What this task involves
Reproduce, exactly as they appear, the line containing "Decode this image" and every line after it, ending with the last line of the records.

Data in this exercise
.....
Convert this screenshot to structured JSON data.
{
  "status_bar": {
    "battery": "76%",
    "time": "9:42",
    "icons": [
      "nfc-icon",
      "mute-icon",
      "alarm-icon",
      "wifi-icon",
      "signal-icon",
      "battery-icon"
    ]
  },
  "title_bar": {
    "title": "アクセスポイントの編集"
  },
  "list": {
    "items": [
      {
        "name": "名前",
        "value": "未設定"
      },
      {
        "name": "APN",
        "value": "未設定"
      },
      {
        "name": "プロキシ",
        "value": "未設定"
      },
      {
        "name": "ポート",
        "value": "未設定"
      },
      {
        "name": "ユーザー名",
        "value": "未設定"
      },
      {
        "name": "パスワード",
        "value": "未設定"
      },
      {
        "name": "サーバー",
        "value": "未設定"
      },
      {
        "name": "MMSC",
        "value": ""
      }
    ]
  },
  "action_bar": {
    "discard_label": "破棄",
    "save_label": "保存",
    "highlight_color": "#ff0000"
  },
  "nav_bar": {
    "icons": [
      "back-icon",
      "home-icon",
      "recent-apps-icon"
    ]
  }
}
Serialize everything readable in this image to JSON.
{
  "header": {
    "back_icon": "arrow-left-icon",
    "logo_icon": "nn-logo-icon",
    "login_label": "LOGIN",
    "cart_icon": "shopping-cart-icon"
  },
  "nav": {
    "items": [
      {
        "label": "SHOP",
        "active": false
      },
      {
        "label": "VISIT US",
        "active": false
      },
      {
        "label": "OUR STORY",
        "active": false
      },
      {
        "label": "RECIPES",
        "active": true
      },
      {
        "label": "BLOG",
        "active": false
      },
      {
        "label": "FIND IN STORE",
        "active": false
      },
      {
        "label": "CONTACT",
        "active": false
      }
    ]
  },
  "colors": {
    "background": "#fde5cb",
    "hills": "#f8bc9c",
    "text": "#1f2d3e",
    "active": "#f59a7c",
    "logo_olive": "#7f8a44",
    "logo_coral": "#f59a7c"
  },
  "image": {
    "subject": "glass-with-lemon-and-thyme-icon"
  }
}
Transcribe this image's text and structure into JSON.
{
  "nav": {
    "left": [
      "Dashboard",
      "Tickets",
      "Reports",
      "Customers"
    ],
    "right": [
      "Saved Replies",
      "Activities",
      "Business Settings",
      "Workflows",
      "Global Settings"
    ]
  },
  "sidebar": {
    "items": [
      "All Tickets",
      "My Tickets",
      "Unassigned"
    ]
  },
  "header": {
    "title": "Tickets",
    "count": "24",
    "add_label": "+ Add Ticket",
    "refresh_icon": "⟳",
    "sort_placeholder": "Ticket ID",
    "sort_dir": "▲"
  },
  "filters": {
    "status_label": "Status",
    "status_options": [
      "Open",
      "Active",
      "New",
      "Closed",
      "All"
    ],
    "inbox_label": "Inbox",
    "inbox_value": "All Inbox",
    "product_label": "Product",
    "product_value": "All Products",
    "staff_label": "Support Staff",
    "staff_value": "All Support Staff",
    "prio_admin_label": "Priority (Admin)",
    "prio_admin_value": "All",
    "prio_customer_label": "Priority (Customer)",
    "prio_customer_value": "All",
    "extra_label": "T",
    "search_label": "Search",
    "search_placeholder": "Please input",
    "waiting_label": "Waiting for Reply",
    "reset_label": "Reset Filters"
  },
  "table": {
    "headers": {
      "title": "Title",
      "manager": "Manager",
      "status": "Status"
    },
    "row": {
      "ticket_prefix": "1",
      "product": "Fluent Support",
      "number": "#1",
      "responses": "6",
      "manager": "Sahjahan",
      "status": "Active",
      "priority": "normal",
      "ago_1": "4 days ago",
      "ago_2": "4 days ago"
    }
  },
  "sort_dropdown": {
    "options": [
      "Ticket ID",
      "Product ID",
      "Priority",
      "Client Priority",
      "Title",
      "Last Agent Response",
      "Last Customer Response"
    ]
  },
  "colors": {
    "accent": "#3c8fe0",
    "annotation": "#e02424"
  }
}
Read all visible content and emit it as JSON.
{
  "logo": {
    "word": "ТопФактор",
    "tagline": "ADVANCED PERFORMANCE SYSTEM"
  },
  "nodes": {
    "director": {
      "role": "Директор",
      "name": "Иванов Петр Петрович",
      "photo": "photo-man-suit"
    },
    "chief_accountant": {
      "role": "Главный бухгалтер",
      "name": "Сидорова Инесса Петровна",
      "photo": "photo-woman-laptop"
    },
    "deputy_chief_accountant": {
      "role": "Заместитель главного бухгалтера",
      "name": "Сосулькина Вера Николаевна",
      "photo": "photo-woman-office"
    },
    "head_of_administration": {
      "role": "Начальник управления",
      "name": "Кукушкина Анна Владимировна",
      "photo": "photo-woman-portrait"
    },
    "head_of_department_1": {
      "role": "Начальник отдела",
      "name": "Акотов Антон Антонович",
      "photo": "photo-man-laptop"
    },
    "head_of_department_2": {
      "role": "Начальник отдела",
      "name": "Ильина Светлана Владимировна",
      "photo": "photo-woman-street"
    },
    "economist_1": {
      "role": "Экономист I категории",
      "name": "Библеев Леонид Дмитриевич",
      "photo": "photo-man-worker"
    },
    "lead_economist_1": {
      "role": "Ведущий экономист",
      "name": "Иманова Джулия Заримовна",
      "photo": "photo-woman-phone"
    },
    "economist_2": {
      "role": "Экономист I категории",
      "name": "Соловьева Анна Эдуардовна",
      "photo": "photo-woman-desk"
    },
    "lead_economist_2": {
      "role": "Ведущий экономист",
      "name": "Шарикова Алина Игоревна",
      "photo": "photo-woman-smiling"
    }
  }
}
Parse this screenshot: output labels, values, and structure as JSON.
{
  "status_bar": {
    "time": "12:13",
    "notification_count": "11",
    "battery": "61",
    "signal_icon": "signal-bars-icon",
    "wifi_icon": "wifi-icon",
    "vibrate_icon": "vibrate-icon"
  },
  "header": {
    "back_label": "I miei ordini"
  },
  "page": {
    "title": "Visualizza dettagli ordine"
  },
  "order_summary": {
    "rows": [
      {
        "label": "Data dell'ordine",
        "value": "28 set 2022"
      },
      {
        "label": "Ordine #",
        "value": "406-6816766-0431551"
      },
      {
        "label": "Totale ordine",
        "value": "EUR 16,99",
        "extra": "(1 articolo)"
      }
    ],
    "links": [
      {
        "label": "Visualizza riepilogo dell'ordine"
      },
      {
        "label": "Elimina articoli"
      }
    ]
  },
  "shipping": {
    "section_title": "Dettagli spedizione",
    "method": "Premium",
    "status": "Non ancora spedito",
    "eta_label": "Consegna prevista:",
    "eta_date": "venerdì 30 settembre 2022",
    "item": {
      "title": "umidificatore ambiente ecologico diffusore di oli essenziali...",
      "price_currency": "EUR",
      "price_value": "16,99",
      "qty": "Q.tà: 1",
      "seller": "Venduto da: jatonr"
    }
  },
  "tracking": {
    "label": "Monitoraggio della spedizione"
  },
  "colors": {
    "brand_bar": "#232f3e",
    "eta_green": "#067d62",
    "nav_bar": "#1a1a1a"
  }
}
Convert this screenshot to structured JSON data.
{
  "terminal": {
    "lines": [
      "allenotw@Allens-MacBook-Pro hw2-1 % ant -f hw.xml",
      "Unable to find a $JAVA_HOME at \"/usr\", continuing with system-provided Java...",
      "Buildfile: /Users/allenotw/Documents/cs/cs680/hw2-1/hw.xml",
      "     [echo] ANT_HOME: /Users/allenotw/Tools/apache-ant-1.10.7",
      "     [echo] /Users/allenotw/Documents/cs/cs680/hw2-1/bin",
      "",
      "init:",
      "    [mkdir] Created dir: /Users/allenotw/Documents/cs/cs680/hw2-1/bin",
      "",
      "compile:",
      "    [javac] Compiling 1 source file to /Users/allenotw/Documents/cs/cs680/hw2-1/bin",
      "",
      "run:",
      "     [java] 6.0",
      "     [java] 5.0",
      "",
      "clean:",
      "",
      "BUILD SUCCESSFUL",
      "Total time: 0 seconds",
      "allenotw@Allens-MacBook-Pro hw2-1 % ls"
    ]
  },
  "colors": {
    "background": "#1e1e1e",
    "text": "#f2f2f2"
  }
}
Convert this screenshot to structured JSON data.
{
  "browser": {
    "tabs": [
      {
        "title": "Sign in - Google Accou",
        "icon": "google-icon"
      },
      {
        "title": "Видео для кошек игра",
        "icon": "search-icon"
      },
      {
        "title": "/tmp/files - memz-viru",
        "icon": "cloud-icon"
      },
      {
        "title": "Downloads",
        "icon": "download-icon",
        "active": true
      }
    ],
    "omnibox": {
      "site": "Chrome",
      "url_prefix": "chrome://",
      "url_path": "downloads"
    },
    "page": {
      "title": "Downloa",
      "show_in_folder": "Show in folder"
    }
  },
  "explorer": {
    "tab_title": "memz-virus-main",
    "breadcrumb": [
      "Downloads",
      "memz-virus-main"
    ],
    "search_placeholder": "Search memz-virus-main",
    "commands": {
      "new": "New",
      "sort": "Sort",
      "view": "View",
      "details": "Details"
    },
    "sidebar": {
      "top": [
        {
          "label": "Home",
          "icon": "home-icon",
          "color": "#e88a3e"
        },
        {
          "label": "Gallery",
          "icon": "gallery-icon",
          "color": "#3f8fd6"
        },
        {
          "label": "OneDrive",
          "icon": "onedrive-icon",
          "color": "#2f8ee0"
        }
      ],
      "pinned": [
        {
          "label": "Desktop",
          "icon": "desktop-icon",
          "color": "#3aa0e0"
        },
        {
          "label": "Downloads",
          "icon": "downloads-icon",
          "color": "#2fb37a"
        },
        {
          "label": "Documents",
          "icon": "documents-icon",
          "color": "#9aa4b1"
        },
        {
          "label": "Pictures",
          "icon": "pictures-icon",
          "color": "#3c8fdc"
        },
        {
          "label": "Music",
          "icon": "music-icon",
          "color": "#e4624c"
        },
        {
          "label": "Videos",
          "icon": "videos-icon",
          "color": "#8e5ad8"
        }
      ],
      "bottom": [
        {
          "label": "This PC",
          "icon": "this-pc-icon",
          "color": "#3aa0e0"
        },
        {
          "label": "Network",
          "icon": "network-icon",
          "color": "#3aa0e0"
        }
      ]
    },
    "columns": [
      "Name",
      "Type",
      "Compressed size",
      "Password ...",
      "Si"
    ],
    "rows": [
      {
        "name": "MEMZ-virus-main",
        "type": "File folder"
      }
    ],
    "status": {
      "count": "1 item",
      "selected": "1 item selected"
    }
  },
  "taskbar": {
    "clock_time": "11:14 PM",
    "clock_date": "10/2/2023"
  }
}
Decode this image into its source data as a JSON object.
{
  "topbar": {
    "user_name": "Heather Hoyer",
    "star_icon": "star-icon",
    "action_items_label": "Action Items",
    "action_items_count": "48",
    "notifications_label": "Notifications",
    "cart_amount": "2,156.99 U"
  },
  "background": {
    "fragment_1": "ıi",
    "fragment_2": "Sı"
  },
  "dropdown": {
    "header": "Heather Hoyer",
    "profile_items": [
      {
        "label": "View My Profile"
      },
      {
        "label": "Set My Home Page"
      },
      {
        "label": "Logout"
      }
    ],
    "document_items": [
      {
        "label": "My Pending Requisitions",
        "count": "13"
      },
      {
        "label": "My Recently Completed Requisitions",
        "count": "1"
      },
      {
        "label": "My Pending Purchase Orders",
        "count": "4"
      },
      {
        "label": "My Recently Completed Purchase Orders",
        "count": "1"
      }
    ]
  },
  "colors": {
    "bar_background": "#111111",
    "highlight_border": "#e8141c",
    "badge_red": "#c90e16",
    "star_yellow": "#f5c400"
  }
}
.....
Exercise result
Decode this image into its source data as a JSON object.
{
  "topbar": {
    "user_name": "Heather Hoyer",
    "star_icon": "star-icon",
    "action_items_label": "Action Items",
    "action_items_count": "48",
    "notifications_label": "Notifications",
    "cart_amount": "2,156.99 U"
  },
  "background": {
    "fragment_1": "ıi",
    "fragment_2": "Sı"
  },
  "dropdown": {
    "header": "Heather Hoyer",
    "profile_items": [
      {
        "label": "View My Profile"
      },
      {
        "label": "Set My Home Page"
      },
      {
        "label": "Logout"
      }
    ],
    "document_items": [
      {
        "label": "My Pending Requisitions",
        "count": "13"
      },
      {
        "label": "My Recently Completed Requisitions",
        "count": "1"
      },
      {
        "label": "My Pending Purchase Orders",
        "count": "4"
      },
      {
        "label": "My Recently Completed Purchase Orders",
        "count": "1"
      }
    ]
  },
  "colors": {
    "bar_background": "#111111",
    "highlight_border": "#e8141c",
    "badge_red": "#c90e16",
    "star_yellow": "#f5c400"
  }
}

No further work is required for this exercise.